• _Work order_: Tally up the lines below that carry the word "Forms", answering with the figure alone.

(Source records)
╔══

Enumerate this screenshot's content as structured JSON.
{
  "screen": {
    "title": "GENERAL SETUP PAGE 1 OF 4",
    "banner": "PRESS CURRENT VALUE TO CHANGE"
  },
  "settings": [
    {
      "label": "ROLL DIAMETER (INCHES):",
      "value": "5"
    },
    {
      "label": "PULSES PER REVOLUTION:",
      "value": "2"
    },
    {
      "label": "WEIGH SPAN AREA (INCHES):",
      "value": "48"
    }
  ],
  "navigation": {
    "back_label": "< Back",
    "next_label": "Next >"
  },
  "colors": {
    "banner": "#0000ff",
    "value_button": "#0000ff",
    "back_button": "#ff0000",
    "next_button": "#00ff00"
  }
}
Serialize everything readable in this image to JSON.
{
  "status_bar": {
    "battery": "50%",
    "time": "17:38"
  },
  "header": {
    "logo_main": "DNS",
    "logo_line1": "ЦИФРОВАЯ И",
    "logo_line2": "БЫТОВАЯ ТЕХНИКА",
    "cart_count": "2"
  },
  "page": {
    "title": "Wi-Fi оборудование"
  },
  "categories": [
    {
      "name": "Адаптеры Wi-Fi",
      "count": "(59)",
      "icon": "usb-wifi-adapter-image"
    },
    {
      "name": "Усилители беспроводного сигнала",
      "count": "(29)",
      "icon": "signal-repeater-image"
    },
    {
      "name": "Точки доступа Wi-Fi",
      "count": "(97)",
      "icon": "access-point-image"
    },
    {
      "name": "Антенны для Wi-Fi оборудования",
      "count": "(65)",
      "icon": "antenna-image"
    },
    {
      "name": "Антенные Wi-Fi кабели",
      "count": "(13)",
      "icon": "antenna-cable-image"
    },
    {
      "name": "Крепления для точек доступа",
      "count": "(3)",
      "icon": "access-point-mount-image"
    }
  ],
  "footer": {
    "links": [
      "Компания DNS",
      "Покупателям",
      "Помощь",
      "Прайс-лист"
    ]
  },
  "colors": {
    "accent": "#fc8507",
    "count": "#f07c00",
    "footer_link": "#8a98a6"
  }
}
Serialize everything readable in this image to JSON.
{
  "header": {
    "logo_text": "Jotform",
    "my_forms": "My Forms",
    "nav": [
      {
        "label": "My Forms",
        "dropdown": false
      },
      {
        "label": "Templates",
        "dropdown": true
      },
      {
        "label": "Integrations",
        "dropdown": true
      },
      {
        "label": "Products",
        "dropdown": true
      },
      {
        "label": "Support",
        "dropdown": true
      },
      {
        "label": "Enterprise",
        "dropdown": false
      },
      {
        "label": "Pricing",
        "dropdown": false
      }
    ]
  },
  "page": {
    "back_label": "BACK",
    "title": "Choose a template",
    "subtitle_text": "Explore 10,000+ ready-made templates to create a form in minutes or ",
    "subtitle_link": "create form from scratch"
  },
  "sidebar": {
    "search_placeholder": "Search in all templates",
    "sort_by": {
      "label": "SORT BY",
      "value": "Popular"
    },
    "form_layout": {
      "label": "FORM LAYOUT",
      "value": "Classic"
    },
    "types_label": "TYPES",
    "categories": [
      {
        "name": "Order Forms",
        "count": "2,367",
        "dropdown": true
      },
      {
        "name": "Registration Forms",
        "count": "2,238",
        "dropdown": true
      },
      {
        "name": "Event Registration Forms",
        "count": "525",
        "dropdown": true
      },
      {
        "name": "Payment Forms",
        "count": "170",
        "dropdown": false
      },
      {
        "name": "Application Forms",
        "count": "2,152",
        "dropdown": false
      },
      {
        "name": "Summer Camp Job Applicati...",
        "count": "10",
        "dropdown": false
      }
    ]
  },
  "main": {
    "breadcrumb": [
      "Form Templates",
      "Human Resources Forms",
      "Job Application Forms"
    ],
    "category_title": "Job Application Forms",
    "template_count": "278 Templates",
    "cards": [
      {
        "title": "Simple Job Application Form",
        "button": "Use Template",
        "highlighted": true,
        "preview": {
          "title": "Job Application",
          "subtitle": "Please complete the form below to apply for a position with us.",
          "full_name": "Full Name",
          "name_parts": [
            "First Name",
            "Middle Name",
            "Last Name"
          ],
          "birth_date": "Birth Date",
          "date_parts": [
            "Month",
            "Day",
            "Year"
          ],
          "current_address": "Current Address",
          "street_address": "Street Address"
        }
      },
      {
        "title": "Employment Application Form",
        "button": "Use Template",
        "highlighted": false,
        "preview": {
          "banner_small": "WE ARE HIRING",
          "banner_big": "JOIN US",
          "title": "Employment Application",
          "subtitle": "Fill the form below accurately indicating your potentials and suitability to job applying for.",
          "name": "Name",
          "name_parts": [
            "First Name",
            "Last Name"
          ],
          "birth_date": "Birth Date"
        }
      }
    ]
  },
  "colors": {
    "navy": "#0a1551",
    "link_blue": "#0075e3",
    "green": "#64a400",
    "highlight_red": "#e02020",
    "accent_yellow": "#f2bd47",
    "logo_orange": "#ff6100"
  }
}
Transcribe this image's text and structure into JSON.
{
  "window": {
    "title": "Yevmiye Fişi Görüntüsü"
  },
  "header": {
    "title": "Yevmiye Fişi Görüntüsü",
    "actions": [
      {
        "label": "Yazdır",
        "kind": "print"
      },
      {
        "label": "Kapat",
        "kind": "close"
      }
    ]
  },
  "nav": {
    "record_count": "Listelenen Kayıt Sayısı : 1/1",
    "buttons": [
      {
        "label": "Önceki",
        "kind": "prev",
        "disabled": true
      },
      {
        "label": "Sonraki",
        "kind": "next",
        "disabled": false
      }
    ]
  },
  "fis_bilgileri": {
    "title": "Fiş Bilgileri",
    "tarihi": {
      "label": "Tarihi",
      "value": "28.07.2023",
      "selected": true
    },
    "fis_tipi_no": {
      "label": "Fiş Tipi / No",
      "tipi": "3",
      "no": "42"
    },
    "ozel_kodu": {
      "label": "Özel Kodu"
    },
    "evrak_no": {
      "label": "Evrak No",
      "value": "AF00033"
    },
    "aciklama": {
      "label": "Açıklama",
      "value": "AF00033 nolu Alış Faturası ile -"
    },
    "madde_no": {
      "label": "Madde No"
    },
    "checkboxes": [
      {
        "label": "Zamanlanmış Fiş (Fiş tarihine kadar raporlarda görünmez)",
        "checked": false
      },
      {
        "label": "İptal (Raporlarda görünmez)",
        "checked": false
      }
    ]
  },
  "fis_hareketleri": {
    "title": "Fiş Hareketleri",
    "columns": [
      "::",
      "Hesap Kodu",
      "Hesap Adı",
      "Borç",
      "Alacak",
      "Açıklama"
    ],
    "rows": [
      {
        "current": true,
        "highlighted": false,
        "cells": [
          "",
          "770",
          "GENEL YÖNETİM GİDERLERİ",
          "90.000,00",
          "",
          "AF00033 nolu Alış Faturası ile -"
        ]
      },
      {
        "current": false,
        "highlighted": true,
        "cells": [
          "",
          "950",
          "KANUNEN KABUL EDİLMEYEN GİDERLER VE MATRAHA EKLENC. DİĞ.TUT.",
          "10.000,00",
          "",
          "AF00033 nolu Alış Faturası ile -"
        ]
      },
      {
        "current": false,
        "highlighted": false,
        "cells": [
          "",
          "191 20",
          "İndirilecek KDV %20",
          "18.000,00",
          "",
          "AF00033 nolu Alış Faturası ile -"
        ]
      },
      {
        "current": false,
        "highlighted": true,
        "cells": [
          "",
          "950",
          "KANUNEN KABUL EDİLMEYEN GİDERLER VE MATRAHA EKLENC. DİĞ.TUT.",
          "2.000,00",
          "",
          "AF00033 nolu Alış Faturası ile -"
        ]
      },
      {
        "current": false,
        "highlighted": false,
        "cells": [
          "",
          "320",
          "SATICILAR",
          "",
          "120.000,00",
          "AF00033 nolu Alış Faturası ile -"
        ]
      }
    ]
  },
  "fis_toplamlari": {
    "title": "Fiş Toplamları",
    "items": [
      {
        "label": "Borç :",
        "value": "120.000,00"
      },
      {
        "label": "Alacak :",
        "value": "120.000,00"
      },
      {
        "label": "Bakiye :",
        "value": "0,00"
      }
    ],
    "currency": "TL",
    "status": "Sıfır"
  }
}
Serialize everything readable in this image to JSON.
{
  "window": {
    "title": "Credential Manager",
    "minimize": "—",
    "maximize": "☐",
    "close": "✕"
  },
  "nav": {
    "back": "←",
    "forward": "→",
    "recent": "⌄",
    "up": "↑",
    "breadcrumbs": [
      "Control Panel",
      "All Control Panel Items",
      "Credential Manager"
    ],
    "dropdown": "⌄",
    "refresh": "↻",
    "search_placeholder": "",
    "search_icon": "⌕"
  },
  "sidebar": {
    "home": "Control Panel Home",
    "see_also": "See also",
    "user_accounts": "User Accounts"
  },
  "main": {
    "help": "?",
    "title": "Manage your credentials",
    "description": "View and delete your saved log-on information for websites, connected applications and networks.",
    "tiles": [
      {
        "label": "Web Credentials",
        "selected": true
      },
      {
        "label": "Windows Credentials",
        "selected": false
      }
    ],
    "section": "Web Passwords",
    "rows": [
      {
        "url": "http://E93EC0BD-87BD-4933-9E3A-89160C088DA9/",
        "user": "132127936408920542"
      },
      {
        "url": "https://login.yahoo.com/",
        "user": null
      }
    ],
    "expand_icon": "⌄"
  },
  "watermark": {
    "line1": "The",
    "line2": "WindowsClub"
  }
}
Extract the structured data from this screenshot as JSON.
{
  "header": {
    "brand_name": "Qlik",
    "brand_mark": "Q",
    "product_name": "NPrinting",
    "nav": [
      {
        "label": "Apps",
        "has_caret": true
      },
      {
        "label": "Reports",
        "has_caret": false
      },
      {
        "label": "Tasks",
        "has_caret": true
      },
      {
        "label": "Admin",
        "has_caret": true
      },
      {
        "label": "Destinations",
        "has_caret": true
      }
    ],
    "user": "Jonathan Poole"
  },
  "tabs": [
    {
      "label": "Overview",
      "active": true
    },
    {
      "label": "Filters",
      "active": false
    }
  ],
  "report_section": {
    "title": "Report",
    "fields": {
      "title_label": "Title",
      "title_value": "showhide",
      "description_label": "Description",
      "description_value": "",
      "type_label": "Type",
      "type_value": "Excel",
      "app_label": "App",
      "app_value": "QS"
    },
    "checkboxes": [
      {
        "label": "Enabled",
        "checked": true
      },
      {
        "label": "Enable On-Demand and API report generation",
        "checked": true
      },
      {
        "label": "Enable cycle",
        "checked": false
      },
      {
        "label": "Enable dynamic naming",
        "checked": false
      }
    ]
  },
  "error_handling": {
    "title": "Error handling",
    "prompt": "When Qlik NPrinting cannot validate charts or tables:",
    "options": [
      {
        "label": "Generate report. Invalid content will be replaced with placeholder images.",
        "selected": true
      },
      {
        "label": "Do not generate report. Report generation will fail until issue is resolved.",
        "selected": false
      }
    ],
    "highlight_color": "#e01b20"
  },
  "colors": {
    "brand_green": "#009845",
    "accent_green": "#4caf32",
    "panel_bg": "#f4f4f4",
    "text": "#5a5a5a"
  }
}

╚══

• _The answer_: 10